··· Source records ···

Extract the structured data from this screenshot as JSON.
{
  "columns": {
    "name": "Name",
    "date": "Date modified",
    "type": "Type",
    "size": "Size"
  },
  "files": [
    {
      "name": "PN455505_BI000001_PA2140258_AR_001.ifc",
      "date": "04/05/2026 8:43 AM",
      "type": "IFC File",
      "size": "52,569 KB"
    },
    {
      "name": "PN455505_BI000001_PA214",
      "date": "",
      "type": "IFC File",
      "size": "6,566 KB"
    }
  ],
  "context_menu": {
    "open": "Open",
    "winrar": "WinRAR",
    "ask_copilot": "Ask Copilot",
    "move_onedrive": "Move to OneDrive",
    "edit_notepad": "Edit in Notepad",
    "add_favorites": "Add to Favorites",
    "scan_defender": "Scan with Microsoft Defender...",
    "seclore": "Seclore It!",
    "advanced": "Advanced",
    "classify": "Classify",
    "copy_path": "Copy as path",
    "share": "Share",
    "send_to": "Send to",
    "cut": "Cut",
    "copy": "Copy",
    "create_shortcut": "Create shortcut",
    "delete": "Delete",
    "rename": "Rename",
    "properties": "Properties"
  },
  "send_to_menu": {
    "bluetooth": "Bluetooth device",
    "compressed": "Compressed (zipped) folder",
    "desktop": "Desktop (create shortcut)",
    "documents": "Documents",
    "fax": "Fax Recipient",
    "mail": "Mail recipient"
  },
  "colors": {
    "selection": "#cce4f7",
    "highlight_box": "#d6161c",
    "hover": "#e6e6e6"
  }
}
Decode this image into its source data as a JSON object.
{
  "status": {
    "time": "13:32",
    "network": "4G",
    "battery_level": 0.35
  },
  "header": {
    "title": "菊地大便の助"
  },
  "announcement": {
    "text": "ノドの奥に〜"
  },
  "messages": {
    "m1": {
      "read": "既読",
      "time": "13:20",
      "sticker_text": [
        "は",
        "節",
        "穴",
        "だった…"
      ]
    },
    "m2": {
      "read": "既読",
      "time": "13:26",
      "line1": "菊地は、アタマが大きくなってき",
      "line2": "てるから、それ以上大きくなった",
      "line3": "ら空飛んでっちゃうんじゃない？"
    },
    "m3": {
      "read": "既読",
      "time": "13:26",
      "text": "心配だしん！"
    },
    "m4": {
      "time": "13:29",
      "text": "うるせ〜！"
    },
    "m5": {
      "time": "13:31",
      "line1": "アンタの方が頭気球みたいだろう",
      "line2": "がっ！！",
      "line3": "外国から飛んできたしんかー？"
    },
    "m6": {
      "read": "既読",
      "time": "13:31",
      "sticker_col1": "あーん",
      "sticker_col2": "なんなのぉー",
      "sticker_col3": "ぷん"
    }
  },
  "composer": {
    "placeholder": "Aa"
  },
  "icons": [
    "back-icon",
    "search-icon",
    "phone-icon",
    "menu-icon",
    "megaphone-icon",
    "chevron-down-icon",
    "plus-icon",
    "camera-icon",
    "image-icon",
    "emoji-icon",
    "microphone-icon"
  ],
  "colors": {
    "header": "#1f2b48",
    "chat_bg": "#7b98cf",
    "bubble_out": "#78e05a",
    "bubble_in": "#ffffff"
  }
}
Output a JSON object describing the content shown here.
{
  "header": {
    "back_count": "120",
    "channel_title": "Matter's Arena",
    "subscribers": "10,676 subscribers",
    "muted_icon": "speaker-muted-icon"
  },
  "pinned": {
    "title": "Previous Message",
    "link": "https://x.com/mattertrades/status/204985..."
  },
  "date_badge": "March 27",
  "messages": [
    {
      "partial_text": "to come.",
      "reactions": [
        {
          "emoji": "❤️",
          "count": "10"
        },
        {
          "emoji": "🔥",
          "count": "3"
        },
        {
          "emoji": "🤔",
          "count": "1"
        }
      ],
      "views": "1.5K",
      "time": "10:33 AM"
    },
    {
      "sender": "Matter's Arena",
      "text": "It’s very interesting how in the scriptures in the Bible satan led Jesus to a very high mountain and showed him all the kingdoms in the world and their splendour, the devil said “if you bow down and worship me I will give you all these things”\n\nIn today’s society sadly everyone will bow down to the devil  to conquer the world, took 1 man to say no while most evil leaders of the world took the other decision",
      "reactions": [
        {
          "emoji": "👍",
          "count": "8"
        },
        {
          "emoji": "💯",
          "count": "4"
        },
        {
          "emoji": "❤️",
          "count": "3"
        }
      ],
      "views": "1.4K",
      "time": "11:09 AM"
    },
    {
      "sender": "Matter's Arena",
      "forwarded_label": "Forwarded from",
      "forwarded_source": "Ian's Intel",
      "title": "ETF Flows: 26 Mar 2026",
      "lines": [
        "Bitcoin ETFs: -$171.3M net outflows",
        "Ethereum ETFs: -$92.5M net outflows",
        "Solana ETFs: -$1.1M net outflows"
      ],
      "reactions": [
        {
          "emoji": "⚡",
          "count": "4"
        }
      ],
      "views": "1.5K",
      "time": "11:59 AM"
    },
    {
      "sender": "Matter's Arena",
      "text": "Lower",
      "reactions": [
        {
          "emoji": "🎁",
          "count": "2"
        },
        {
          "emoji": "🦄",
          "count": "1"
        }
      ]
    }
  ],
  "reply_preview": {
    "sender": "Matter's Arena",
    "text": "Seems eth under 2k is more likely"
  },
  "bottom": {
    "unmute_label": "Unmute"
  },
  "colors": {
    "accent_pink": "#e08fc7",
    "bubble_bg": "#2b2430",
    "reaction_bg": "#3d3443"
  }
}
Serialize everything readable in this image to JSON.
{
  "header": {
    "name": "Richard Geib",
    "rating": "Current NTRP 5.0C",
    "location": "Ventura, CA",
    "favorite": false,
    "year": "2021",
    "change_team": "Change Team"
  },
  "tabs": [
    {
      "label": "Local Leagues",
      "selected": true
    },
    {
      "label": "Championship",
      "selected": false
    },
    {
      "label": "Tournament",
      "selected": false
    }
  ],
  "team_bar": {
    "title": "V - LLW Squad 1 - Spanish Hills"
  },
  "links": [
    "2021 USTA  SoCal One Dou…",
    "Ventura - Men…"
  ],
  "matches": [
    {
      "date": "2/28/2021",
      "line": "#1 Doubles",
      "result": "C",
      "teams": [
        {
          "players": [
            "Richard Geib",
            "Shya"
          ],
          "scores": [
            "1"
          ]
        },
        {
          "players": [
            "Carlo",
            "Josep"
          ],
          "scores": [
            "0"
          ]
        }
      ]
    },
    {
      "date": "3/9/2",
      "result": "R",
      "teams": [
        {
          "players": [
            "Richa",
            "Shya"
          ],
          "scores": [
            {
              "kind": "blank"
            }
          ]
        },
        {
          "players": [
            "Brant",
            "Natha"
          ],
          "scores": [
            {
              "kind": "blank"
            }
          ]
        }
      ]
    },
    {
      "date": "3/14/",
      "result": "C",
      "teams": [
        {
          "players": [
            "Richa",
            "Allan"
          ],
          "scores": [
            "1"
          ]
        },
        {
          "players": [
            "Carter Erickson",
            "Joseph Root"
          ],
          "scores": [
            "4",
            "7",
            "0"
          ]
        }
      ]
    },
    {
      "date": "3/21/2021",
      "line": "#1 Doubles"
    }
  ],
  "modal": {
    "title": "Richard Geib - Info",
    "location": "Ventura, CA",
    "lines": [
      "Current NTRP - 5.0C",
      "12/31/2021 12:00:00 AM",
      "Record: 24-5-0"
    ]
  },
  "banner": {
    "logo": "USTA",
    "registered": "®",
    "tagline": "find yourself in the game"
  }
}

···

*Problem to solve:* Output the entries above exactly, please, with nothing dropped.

*Result of the task:*
Extract the structured data from this screenshot as JSON.
{
  "columns": {
    "name": "Name",
    "date": "Date modified",
    "type": "Type",
    "size": "Size"
  },
  "files": [
    {
      "name": "PN455505_BI000001_PA2140258_AR_001.ifc",
      "date": "04/05/2026 8:43 AM",
      "type": "IFC File",
      "size": "52,569 KB"
    },
    {
      "name": "PN455505_BI000001_PA214",
      "date": "",
      "type": "IFC File",
      "size": "6,566 KB"
    }
  ],
  "context_menu": {
    "open": "Open",
    "winrar": "WinRAR",
    "ask_copilot": "Ask Copilot",
    "move_onedrive": "Move to OneDrive",
    "edit_notepad": "Edit in Notepad",
    "add_favorites": "Add to Favorites",
    "scan_defender": "Scan with Microsoft Defender...",
    "seclore": "Seclore It!",
    "advanced": "Advanced",
    "classify": "Classify",
    "copy_path": "Copy as path",
    "share": "Share",
    "send_to": "Send to",
    "cut": "Cut",
    "copy": "Copy",
    "create_shortcut": "Create shortcut",
    "delete": "Delete",
    "rename": "Rename",
    "properties": "Properties"
  },
  "send_to_menu": {
    "bluetooth": "Bluetooth device",
    "compressed": "Compressed (zipped) folder",
    "desktop": "Desktop (create shortcut)",
    "documents": "Documents",
    "fax": "Fax Recipient",
    "mail": "Mail recipient"
  },
  "colors": {
    "selection": "#cce4f7",
    "highlight_box": "#d6161c",
    "hover": "#e6e6e6"
  }
}
Decode this image into its source data as a JSON object.
{
  "status": {
    "time": "13:32",
    "network": "4G",
    "battery_level": 0.35
  },
  "header": {
    "title": "菊地大便の助"
  },
  "announcement": {
    "text": "ノドの奥に〜"
  },
  "messages": {
    "m1": {
      "read": "既読",
      "time": "13:20",
      "sticker_text": [
        "は",
        "節",
        "穴",
        "だった…"
      ]
    },
    "m2": {
      "read": "既読",
      "time": "13:26",
      "line1": "菊地は、アタマが大きくなってき",
      "line2": "てるから、それ以上大きくなった",
      "line3": "ら空飛んでっちゃうんじゃない？"
    },
    "m3": {
      "read": "既読",
      "time": "13:26",
      "text": "心配だしん！"
    },
    "m4": {
      "time": "13:29",
      "text": "うるせ〜！"
    },
    "m5": {
      "time": "13:31",
      "line1": "アンタの方が頭気球みたいだろう",
      "line2": "がっ！！",
      "line3": "外国から飛んできたしんかー？"
    },
    "m6": {
      "read": "既読",
      "time": "13:31",
      "sticker_col1": "あーん",
      "sticker_col2": "なんなのぉー",
      "sticker_col3": "ぷん"
    }
  },
  "composer": {
    "placeholder": "Aa"
  },
  "icons": [
    "back-icon",
    "search-icon",
    "phone-icon",
    "menu-icon",
    "megaphone-icon",
    "chevron-down-icon",
    "plus-icon",
    "camera-icon",
    "image-icon",
    "emoji-icon",
    "microphone-icon"
  ],
  "colors": {
    "header": "#1f2b48",
    "chat_bg": "#7b98cf",
    "bubble_out": "#78e05a",
    "bubble_in": "#ffffff"
  }
}
Output a JSON object describing the content shown here.
{
  "header": {
    "back_count": "120",
    "channel_title": "Matter's Arena",
    "subscribers": "10,676 subscribers",
    "muted_icon": "speaker-muted-icon"
  },
  "pinned": {
    "title": "Previous Message",
    "link": "https://x.com/mattertrades/status/204985..."
  },
  "date_badge": "March 27",
  "messages": [
    {
      "partial_text": "to come.",
      "reactions": [
        {
          "emoji": "❤️",
          "count": "10"
        },
        {
          "emoji": "🔥",
          "count": "3"
        },
        {
          "emoji": "🤔",
          "count": "1"
        }
      ],
      "views": "1.5K",
      "time": "10:33 AM"
    },
    {
      "sender": "Matter's Arena",
      "text": "It’s very interesting how in the scriptures in the Bible satan led Jesus to a very high mountain and showed him all the kingdoms in the world and their splendour, the devil said “if you bow down and worship me I will give you all these things”\n\nIn today’s society sadly everyone will bow down to the devil  to conquer the world, took 1 man to say no while most evil leaders of the world took the other decision",
      "reactions": [
        {
          "emoji": "👍",
          "count": "8"
        },
        {
          "emoji": "💯",
          "count": "4"
        },
        {
          "emoji": "❤️",
          "count": "3"
        }
      ],
      "views": "1.4K",
      "time": "11:09 AM"
    },
    {
      "sender": "Matter's Arena",
      "forwarded_label": "Forwarded from",
      "forwarded_source": "Ian's Intel",
      "title": "ETF Flows: 26 Mar 2026",
      "lines": [
        "Bitcoin ETFs: -$171.3M net outflows",
        "Ethereum ETFs: -$92.5M net outflows",
        "Solana ETFs: -$1.1M net outflows"
      ],
      "reactions": [
        {
          "emoji": "⚡",
          "count": "4"
        }
      ],
      "views": "1.5K",
      "time": "11:59 AM"
    },
    {
      "sender": "Matter's Arena",
      "text": "Lower",
      "reactions": [
        {
          "emoji": "🎁",
          "count": "2"
        },
        {
          "emoji": "🦄",
          "count": "1"
        }
      ]
    }
  ],
  "reply_preview": {
    "sender": "Matter's Arena",
    "text": "Seems eth under 2k is more likely"
  },
  "bottom": {
    "unmute_label": "Unmute"
  },
  "colors": {
    "accent_pink": "#e08fc7",
    "bubble_bg": "#2b2430",
    "reaction_bg": "#3d3443"
  }
}
Serialize everything readable in this image to JSON.
{
  "header": {
    "name": "Richard Geib",
    "rating": "Current NTRP 5.0C",
    "location": "Ventura, CA",
    "favorite": false,
    "year": "2021",
    "change_team": "Change Team"
  },
  "tabs": [
    {
      "label": "Local Leagues",
      "selected": true
    },
    {
      "label": "Championship",
      "selected": false
    },
    {
      "label": "Tournament",
      "selected": false
    }
  ],
  "team_bar": {
    "title": "V - LLW Squad 1 - Spanish Hills"
  },
  "links": [
    "2021 USTA  SoCal One Dou…",
    "Ventura - Men…"
  ],
  "matches": [
    {
      "date": "2/28/2021",
      "line": "#1 Doubles",
      "result": "C",
      "teams": [
        {
          "players": [
            "Richard Geib",
            "Shya"
          ],
          "scores": [
            "1"
          ]
        },
        {
          "players": [
            "Carlo",
            "Josep"
          ],
          "scores": [
            "0"
          ]
        }
      ]
    },
    {
      "date": "3/9/2",
      "result": "R",
      "teams": [
        {
          "players": [
            "Richa",
            "Shya"
          ],
          "scores": [
            {
              "kind": "blank"
            }
          ]
        },
        {
          "players": [
            "Brant",
            "Natha"
          ],
          "scores": [
            {
              "kind": "blank"
            }
          ]
        }
      ]
    },
    {
      "date": "3/14/",
      "result": "C",
      "teams": [
        {
          "players": [
            "Richa",
            "Allan"
          ],
          "scores": [
            "1"
          ]
        },
        {
          "players": [
            "Carter Erickson",
            "Joseph Root"
          ],
          "scores": [
            "4",
            "7",
            "0"
          ]
        }
      ]
    },
    {
      "date": "3/21/2021",
      "line": "#1 Doubles"
    }
  ],
  "modal": {
    "title": "Richard Geib - Info",
    "location": "Ventura, CA",
    "lines": [
      "Current NTRP - 5.0C",
      "12/31/2021 12:00:00 AM",
      "Record: 24-5-0"
    ]
  },
  "banner": {
    "logo": "USTA",
    "registered": "®",
    "tagline": "find yourself in the game"
  }
}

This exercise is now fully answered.